Flavor and aroma profiles often vary expression to expression as the distillers play around with the reagents used to blend their different releases. They might choose different cask types or ratios of casks, changing very significant parts of their whisky and leaving the uninitiated a tad confused as to what exactly age does for a dram. In this case, the jump from Aberlour’s 12 year expression to their 16 year seems rather linear. You’ll find a few new flavors in one or the other, but I suspect it has more to do with noticing different concentrations of flavors that the cask had more time to impart or mute. These are relatively similar whiskies and illustrate well the transformation that takes place in the cask.
Let’s not talk about the caramel coloring, okay? I like these guys.
Nose: More red grapes in the top notes. Ripe fruit syrup when you get your nose in the glass. Sweeter still. More concentrated bananas and pineapple than the 12 year. Leather and men’s cologne in droves. Orange, cinnamon and nutmeg. Apples and sugar toast.
Palate: Lots of honey. Raisins. Spiced cider with a minty finish and a bit of tobacco. Lots more sherry dryness in the finish, too, before black pepper makes an appearance.
Both are very fruity but this one is richer and has lots more spice than the 12. Either way, Aberlour makes some easy drinking Scotch whisky.
According to their webpage, Aberlour, situated on the confluence of Lour Burn and the River Spey, is a Gaelic word that means mouth of the chattering burn. Burns are what we here in the states call streams. I’m going to start calling all streams burns now, and put the word river first, just because it sounds badass. Here, try this on: I live near the confluence of the Farmington Burn and the River Connecticut. If I were a distiller I would make Aberfarmington whisky which would be a Connecticutside malt.
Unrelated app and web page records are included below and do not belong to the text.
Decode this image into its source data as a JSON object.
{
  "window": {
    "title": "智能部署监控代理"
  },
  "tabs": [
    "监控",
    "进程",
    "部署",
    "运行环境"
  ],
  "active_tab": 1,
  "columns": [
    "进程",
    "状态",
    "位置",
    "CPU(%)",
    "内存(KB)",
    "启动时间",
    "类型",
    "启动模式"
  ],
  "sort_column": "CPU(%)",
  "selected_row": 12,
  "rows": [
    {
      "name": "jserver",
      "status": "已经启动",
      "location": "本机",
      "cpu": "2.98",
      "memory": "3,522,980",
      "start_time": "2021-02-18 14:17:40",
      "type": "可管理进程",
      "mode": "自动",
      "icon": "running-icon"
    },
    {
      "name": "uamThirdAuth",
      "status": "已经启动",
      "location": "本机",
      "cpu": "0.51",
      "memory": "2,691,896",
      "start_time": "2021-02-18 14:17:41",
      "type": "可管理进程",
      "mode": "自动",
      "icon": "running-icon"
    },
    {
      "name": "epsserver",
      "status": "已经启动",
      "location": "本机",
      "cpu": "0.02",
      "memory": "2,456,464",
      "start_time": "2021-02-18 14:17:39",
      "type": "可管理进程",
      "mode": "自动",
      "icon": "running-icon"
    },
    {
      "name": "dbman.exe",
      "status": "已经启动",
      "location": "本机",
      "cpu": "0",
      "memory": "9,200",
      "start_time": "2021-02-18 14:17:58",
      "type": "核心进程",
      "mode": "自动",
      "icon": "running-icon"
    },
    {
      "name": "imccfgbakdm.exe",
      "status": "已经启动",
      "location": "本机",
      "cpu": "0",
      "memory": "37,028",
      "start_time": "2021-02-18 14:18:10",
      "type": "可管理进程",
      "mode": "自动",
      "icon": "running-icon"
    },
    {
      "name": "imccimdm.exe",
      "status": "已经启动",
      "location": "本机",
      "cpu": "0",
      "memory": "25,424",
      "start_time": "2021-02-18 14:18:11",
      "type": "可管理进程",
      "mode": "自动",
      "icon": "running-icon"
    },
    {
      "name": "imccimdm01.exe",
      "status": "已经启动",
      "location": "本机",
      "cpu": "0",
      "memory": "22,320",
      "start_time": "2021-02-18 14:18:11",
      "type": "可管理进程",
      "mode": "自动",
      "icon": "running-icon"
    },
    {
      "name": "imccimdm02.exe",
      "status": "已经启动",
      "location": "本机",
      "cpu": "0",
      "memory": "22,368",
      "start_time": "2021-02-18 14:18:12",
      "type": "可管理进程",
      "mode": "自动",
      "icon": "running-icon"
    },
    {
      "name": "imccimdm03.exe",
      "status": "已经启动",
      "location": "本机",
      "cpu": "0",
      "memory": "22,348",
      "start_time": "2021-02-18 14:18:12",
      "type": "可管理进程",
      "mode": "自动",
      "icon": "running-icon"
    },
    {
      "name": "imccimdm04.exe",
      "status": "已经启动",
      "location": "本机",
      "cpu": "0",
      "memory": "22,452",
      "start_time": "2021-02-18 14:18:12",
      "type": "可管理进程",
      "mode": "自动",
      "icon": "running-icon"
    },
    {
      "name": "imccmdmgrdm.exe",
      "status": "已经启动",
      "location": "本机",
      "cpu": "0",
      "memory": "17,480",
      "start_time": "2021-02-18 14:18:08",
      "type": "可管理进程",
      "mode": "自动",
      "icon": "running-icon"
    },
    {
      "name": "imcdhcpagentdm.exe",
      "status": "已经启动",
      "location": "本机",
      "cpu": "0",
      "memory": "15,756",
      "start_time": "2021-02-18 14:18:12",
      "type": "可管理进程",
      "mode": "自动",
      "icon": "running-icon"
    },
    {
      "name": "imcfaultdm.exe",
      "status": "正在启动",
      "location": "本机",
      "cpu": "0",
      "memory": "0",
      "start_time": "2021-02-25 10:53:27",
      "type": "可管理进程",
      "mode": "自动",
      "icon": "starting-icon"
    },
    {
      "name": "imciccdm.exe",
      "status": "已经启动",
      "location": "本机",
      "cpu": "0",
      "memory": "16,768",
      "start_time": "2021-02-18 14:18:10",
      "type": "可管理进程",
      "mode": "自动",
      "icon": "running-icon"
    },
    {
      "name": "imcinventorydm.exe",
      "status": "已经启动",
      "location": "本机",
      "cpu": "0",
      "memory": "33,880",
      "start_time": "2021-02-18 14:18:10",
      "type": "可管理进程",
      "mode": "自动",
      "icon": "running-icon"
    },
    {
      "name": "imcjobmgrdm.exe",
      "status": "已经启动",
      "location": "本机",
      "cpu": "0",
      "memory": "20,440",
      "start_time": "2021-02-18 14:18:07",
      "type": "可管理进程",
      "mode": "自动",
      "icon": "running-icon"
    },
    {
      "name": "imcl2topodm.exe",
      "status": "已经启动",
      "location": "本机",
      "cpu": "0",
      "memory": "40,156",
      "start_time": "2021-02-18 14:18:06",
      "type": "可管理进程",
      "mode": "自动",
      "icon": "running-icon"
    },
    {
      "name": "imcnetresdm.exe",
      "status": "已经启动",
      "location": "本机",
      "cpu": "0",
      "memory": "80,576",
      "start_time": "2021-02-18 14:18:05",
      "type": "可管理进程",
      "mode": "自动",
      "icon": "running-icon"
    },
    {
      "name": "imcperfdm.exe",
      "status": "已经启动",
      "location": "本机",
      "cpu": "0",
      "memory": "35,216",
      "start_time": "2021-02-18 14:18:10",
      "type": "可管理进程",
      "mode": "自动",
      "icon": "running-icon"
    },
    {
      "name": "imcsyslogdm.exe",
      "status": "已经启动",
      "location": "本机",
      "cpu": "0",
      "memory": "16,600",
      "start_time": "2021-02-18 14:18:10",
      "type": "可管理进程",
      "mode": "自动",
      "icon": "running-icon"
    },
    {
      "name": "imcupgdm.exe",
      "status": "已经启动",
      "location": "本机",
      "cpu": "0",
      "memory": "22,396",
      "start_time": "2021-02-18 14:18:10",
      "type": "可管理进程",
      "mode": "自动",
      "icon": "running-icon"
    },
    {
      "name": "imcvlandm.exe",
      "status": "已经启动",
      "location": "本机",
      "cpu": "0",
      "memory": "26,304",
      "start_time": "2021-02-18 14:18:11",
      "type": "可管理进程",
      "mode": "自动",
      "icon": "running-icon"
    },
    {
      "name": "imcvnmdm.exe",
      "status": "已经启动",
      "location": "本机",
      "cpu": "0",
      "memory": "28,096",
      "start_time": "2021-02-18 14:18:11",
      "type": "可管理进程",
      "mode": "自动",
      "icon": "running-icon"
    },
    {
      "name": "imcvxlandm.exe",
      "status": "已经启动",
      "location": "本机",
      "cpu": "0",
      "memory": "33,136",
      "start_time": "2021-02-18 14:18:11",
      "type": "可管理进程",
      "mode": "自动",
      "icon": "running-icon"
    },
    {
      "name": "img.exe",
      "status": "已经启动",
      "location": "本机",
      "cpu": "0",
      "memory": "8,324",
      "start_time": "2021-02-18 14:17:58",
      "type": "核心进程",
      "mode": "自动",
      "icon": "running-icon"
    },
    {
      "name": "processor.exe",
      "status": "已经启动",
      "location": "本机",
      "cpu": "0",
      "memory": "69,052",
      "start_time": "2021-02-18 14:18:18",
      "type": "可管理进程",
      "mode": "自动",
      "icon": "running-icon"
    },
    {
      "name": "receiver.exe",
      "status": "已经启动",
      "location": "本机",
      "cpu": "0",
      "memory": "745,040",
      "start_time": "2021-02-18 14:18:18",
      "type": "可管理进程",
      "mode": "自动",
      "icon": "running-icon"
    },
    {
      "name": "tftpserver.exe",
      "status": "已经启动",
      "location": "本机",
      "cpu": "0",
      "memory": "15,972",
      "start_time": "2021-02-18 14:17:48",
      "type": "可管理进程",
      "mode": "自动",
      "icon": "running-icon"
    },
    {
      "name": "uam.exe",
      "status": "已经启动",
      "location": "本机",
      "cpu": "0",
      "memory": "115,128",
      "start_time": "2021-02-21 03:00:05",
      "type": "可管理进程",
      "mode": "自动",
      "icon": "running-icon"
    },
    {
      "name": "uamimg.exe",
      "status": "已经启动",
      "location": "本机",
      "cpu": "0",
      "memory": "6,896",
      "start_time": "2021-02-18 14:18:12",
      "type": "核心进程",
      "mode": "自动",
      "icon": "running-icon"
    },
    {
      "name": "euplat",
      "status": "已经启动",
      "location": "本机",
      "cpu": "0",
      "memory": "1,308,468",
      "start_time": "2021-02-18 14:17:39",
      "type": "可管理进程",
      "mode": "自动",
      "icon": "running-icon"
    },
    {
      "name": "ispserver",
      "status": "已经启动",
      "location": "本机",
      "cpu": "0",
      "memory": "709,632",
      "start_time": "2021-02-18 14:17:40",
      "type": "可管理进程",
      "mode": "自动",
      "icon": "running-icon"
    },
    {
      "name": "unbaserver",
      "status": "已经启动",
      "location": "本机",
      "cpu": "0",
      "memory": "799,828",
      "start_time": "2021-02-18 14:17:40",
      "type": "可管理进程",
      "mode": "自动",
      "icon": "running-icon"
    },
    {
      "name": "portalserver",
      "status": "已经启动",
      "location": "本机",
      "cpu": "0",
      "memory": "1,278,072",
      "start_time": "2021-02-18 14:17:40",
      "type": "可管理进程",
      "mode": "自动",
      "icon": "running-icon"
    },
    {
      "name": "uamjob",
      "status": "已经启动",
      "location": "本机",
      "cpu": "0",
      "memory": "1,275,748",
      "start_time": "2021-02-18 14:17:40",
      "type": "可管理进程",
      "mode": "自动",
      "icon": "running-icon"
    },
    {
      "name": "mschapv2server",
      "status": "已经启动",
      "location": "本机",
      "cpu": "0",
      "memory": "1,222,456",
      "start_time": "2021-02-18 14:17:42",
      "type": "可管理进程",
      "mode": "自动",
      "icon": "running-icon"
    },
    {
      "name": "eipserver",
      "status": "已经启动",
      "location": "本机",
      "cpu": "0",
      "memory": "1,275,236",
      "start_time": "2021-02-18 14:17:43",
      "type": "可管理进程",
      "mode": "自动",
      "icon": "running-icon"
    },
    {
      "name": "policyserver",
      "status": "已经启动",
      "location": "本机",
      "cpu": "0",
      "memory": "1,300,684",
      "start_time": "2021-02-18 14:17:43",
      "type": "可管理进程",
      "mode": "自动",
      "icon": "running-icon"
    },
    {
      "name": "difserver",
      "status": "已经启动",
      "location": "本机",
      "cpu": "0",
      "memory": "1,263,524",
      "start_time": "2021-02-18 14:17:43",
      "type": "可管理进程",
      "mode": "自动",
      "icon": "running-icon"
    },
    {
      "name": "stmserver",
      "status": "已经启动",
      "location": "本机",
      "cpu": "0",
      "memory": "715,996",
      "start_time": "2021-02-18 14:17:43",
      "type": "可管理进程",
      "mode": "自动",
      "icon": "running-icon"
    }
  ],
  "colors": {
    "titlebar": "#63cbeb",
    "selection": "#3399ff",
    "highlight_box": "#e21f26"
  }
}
Though most of the official Aberlour bottlings are actually a blend of American white oak and Sherried pundunculate, sherry is the obvious star of the show here. First-fill Sherry casks explode in these easy drinking drams. They’re all very juicy malts and stay true to the Speyside stereotype of being sweet and honeyed. If you were trying to convince a stubborn friend that not all Scotch tastes like “band-aids” this would be a good spirit to offer them.
Nose: A little bit of congac type grapey-ness in the top notes. Bananas and pineapple upfront, with malt, coconut and cumin after a little air gets to it. Fresh and very sweet with just enough leather dashboard from the sherry cask to keep it rounded. There’s more oaky flavor in this release than the 16 year expression.
Palate: Still sweet and rich, but less fruit than the nose. Apples. Nicely balanced wood. That light, sherry bitterness comes forward first and the pineapple follows after a few seconds. Overall a very accesible malt.
Worth mentioning: River Connecticut isn’t exactly a beast you’d want to use to make anything you were planning to drink. I’m not sure all the recreational tubing urine floating down Farmington Burn would make for good drinkin’ whisky either…